Two of the biggest stars in all of baseball are planning to dust off the rust Thursday and make their spring debuts. After prolonged negotiations, Manny Ramirez -- dreadlocks and all -- will take two places that seems customary even after a few months, left field and the middle of the order for the Dodgers. Three hours later, the Mets' Johan Santana will toe the rubber for the first time in a Grapefruit League game.
Ramirez's first swings against an opposing pitcher will represent the final part of a long sigh of relief folks in Mannywood have been breathing since he returned to the Dodgers a week ago. Fans in Flushing, on the other hand, will be left holding their collective breath.
The weather is good in Southern California. It always is. But the sun ought to be shining a little brighter now that Manny is back. The return of Ramirez makes the National League West just a little bit less wide open. The reigning champion Dodgers brought their most potent offensive force back into fold, and there's no arguing that they aren't significantly better.
Los Angeles hardly has the division locked up. The Dodgers didn't really replace Derek Lowe, their No. 1 starter down the stretch in 2008, this winter, instead banking that some combination of free-agent signing Randy Wolf, rehabbing Jason Schmidt and potential phenom Clayton Kershaw will fill the void
One of these years it's all going to come together for the Diamondbacks. They have the best young offensive core in the division and maybe, just maybe, baseball's best 1-2 punch in Brandon Webb and Dan Haren. The Giants are not to be taken lightly either, not with reigning Cy Young winner (and TV commercial funnyman) Tim Lincecum, Matt Cain and future Hall of Famer Randy Johnson, who has drawn rave reviews this spring and is hungry for his 300th career win, in their rotation.
But the Dodgers have their swagger back, and there is only one man who could give it to them. Manny is smiling and dishing out hugs to everyone, even Joe Torre. It would be foolish to expect him to hit .396 or drive in runs at the pace of almost one a game over a full season as he did over the final two months of 2008, but he doesn't have to for Los Angeles to return to the playoffs. He just has to be the feared slugger he's been since the day he picked up a bat.
The weather isn't quite so good in New York, especially in mid-March. For Mets fans, that's no doubt exacerbated by the dark cloud that has hung over their team the last two seasons.

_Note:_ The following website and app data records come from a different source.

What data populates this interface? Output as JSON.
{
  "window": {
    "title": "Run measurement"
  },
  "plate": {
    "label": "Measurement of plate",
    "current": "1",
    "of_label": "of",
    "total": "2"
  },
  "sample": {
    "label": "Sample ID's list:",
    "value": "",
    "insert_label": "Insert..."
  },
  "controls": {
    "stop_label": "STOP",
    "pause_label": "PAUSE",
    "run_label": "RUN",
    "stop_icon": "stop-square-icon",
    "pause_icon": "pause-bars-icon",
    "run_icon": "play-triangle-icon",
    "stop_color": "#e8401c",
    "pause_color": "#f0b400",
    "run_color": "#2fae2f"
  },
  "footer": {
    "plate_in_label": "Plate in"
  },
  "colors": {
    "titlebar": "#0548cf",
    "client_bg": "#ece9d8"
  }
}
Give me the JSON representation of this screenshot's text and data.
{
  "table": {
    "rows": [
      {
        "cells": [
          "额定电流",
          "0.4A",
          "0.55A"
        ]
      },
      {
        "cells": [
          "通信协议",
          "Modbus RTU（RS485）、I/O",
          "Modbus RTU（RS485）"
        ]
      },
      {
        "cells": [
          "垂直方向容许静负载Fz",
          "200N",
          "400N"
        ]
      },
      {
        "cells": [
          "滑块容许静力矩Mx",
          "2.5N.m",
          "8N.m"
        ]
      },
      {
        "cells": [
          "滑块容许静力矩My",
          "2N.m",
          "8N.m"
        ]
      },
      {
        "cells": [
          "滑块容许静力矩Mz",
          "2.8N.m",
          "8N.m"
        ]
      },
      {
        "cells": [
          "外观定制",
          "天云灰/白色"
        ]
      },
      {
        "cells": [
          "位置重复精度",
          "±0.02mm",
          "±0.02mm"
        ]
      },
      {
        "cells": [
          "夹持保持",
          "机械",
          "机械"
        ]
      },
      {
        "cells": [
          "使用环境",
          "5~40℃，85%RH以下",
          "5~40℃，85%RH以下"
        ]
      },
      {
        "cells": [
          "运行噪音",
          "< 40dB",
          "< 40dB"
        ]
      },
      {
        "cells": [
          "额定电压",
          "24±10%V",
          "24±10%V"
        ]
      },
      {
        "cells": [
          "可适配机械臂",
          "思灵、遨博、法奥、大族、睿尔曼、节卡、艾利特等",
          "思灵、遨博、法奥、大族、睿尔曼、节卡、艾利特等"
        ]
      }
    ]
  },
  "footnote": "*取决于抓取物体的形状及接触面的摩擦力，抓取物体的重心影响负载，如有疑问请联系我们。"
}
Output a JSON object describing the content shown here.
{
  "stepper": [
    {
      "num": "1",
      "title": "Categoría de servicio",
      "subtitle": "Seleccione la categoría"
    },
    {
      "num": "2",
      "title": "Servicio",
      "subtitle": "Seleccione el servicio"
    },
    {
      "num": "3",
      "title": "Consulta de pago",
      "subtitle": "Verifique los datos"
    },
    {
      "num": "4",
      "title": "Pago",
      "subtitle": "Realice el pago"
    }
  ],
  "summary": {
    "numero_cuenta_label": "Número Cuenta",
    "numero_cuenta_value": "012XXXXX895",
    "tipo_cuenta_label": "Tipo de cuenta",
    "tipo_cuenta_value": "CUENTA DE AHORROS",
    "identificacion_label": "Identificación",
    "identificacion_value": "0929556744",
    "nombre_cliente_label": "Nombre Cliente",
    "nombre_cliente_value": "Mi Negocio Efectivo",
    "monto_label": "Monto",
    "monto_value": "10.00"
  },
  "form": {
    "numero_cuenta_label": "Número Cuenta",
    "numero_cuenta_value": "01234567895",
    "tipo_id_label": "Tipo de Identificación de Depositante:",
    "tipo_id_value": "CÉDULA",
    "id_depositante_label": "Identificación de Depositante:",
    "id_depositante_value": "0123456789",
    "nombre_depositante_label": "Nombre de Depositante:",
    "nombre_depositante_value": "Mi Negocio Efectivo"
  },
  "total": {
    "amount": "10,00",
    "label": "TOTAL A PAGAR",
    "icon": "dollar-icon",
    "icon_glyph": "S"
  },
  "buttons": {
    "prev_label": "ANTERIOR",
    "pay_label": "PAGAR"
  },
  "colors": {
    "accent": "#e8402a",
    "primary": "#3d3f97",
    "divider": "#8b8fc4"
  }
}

The arrival of a new baseball season is supposed to be all about rebirth and second (and third and 27th and 86th) chances. Would anyone blame Mets fans if the only anticipation they felt for 2009 involved cringing or the fetal position?
They could do nothing but watch as their team fell victim to a historic collapse in 2007, blowing a seven-game lead over the Phillies with 17 games to go. Then in 2008, it happened all over again. The Mets blew another lead over Philadelphia in September, albeit a much smaller one, and wound up on the outside of the playoff picture in the final season at Shea Stadium. The hated Phillies went on to win the World Series, and took every chance to remind them of it all winter long.
The culprit in 2007 was starting pitching, so general manager Omar Minaya responded by going out and getting Santana, one of the very best in the game. The culprit last year was a shaky bullpen that imploded when it couldn't cope with the loss of closer Billy Wagner in September. Minaya responded in kind again this winter, swooping for two established closers at the Winter Meetings, Francisco Rodriguez and J.J. Putz.
Now, the guy he got to compensate for the 2007 season, Santana, threatens to screw up 2009 if he's absent from the rotation.
He's yet to participate in spring games due to elbow soreness, an ominous sign for any pitcher, but an even more ominous sign for the Mets, who are built around Santana's golden left arm as much as anything else. They may have collapsed in 2008, but it was through no fault of the two-time Cy Young winner. He went 7-0 with a 1.87 ERA over the final two months and nearly willed New York into the playoffs with a dazzling start on three days of rest on the pentultimate day of the season against Florida.
If he doesn't dazzle in a similar fashion Thursday against those very same Marlins, if his fastball velocity is off even a few miles per hour, cue the panic in the Big Apple.
The return of Manny is cause for celebration in Los Angeles -- the coda for a week that's been all about relief. Mets fans are looking for the same thing Thursday, there's just no guarantee they'll get it.
Daily Jolt: Two Stars, Two Debuts, Two Very Different Emotions originally appeared on MLB FanHouse on Thu, 12 Mar 2009 08:30:00 EST . Please see our terms for use of feeds.